In the years that followed, if my employer asked me to go and teach a class, I always agreed before I knew where, what, or for whom it would be. My teaching took me to a lot of interesting places, some of which would change the subject if I asked what they were doing. (In time, I figured out some, but for most of them, I’m still in the dark.)
In time, Integrated Systems and pSOS+ would be acquired (and effectively shelved) by Wind River. I learned and taught VxWorks but it was an uphill battle in a training organization with too many teachers. I left and put in a couple of years with Monta Vista teaching embedded Linux. When they outsourced all their training to a different company and laid me off, I founded my own Linux training company, RyteTyme. Our money ran out in two years: I sold a single session of training to two engineers. That was it. I then spent a couple of years at Green Hills and learned their INTEGRITY operating system with the intention of developing a new course to replace their existing one (and its lack-luster training department). But that didn’t work out for what I’ll term as personal reasons even though I wasn’t one of the “persons” with the reason. I ended up back at Wind River with a newly-staffed training department and taught VxWorks and Linux through them for nine years, travelled around the world, and tallied more than 300,000 miles on their nickel.
Yeah, it was nice.
I retired from Wind River at the end of 2014. They have since been acquired, like ISI before them, and later Monta Vista in the embedded Linux arena, by other companies whose priorities and markets were different, and undoubtedly evolving as well.
That first faction of engineers at Westinghouse refused to accept the change that was taking place. Whether they resigned or were canned doesn’t matter. They refused to do what the company wanted, and they’re out.
My own experience has some of that.

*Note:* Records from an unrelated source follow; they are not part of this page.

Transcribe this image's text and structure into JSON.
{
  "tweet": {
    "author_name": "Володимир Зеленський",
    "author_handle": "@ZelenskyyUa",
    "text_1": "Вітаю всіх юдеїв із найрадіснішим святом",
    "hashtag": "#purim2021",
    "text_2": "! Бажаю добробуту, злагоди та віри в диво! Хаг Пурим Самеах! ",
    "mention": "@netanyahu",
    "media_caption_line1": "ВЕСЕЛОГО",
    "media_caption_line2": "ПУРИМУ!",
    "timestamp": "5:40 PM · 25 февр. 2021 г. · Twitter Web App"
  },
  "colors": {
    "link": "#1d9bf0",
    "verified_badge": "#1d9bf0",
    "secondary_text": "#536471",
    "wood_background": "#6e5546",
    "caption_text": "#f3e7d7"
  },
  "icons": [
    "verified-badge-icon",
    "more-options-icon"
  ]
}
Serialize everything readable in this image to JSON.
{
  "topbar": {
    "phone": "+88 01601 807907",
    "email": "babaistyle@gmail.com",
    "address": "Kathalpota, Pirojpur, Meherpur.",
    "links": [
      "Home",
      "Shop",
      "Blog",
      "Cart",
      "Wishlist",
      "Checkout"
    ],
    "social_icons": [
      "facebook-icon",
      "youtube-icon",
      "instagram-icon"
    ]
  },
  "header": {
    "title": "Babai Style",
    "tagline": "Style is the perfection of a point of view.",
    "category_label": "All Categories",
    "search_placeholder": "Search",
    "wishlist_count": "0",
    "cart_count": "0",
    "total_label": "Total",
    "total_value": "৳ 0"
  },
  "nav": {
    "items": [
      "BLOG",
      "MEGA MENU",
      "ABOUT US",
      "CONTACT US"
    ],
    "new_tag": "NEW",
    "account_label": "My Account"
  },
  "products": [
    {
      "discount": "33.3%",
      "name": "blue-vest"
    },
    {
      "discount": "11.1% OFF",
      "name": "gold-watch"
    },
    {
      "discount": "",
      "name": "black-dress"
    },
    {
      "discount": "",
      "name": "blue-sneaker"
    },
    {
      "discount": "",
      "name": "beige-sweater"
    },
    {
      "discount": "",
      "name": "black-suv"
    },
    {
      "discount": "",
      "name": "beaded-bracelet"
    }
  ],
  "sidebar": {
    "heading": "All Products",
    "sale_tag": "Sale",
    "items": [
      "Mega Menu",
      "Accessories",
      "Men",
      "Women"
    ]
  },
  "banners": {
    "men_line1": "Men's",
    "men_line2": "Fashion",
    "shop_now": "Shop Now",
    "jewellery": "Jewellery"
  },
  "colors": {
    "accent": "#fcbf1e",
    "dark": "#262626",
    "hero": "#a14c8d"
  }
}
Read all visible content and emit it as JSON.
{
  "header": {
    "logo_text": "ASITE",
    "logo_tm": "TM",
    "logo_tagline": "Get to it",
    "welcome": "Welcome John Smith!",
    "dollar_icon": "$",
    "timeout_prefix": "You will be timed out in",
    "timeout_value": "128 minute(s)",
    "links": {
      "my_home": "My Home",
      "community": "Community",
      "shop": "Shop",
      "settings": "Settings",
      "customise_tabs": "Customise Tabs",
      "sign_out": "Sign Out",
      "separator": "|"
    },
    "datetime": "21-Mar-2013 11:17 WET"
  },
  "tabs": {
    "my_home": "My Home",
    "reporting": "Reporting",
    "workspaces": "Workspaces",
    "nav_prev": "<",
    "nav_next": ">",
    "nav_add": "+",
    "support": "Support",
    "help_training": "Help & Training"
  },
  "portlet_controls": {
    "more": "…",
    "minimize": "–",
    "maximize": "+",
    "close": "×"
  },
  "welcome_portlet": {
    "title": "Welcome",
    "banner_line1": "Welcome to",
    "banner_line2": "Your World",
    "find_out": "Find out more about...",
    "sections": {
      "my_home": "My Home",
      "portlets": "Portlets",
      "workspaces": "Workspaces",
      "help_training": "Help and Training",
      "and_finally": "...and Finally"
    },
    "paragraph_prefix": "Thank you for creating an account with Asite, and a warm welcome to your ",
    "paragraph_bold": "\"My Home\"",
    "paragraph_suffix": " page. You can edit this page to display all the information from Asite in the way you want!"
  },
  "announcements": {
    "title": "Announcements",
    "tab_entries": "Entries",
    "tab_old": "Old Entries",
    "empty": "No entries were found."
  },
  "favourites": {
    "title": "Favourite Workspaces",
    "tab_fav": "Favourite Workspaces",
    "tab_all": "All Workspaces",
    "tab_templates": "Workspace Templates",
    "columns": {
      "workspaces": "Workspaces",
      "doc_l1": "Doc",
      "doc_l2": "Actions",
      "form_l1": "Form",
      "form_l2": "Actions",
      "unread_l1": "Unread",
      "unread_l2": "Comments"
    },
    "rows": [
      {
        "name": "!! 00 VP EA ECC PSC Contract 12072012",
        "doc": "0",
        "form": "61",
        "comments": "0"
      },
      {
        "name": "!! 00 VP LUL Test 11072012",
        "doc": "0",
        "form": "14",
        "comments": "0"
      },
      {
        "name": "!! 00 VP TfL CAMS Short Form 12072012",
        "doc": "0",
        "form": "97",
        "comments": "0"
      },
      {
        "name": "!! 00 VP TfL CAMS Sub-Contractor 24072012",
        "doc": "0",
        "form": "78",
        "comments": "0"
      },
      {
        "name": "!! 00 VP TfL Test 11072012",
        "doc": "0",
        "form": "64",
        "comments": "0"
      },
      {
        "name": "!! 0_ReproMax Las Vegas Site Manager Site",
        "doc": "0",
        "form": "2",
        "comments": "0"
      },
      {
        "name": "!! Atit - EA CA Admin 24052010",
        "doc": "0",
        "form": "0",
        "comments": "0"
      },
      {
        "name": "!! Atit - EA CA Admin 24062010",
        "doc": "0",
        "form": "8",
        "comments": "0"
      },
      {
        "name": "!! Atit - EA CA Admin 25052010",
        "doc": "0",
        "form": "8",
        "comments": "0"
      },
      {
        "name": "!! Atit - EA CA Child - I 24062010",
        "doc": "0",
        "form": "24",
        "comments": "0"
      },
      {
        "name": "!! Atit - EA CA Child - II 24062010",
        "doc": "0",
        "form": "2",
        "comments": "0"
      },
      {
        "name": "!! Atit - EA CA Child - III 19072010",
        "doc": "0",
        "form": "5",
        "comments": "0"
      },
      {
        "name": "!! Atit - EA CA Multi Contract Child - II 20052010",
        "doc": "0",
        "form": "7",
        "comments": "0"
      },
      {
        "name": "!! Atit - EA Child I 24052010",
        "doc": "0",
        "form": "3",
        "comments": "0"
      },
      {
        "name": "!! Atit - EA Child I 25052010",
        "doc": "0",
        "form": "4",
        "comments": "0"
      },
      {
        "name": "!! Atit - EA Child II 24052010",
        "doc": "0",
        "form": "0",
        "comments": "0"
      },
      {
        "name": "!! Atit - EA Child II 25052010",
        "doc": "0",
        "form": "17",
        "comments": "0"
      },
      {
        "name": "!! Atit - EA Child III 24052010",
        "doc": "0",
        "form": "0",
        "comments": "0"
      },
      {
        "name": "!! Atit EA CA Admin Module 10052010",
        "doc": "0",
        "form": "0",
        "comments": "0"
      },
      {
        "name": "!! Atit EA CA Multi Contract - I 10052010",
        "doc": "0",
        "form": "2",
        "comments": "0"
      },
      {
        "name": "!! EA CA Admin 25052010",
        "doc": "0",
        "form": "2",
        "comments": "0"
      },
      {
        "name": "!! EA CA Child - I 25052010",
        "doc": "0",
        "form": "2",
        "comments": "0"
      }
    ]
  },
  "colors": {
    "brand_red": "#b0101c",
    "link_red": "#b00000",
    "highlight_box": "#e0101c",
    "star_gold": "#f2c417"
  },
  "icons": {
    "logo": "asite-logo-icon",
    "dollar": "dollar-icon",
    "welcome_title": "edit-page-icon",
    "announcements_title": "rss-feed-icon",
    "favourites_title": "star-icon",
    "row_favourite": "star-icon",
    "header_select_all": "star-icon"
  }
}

And I have some that says it is sometimes better to accept change, learn something new, and move with the flow.
If faced with the same kind of choice, I can’t tell you what to do.
But I do know it will happen.
And you will have to choose.